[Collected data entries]
_ _ _ _ _ _ _
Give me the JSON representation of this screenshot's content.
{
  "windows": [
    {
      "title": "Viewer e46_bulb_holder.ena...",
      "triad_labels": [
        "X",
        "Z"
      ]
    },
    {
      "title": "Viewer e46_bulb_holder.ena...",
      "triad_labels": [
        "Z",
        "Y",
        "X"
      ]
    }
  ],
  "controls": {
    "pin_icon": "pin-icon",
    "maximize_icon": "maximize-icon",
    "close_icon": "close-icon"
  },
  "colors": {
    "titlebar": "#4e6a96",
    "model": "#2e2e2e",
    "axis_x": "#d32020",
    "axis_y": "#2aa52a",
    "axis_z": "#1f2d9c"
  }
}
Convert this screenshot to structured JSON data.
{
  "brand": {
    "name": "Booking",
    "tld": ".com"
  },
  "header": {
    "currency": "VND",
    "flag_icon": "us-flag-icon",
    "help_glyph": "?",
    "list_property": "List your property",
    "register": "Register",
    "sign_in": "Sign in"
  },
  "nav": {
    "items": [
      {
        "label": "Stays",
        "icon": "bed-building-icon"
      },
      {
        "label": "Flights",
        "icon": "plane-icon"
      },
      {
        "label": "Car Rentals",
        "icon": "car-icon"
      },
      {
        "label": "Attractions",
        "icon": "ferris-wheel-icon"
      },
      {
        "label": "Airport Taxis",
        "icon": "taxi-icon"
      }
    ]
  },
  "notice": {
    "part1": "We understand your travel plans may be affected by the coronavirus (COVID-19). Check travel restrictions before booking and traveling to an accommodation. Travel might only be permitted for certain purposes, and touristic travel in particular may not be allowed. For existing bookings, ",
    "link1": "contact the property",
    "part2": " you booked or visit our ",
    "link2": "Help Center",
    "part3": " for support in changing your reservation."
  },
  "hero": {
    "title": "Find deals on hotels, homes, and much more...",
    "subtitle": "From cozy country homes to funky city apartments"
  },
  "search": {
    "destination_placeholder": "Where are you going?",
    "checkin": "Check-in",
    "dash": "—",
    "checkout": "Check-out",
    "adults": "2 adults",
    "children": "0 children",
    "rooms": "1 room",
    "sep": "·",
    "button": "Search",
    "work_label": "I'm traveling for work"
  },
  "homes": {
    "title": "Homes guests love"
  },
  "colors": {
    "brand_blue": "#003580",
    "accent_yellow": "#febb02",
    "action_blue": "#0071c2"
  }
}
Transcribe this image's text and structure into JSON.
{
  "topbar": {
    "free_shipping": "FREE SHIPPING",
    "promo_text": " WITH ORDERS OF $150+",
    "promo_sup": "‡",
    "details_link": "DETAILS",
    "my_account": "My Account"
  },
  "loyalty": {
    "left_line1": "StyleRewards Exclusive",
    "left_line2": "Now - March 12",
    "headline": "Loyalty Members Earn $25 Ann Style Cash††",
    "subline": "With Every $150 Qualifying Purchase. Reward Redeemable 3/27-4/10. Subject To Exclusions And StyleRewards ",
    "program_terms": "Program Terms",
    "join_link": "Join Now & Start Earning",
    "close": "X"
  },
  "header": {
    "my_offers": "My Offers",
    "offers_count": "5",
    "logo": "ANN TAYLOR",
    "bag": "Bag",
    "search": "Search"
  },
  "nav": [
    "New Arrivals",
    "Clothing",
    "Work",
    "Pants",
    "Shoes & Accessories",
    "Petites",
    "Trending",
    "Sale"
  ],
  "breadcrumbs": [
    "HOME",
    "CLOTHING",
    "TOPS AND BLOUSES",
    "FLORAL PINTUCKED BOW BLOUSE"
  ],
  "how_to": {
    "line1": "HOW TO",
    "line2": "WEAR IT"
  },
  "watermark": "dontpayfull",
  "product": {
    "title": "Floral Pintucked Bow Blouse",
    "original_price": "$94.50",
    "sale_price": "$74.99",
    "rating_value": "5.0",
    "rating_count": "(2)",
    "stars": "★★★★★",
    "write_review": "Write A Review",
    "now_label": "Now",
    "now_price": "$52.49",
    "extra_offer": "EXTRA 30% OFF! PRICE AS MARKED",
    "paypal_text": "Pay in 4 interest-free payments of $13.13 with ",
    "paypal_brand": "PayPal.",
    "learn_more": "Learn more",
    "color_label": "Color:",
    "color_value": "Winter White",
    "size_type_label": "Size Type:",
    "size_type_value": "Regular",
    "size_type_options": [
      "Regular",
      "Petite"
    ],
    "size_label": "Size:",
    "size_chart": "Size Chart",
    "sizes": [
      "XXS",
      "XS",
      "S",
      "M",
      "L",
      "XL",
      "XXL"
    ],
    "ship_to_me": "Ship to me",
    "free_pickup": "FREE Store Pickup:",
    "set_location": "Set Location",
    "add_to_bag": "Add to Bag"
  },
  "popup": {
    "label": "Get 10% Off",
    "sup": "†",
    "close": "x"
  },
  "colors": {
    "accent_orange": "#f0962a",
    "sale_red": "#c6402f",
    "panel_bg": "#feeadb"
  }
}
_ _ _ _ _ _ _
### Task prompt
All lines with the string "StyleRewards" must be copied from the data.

### Exercise answer
    "left_line1": "StyleRewards Exclusive",
    "subline": "With Every $150 Qualifying Purchase. Reward Redeemable 3/27-4/10. Subject To Exclusions And StyleRewards ",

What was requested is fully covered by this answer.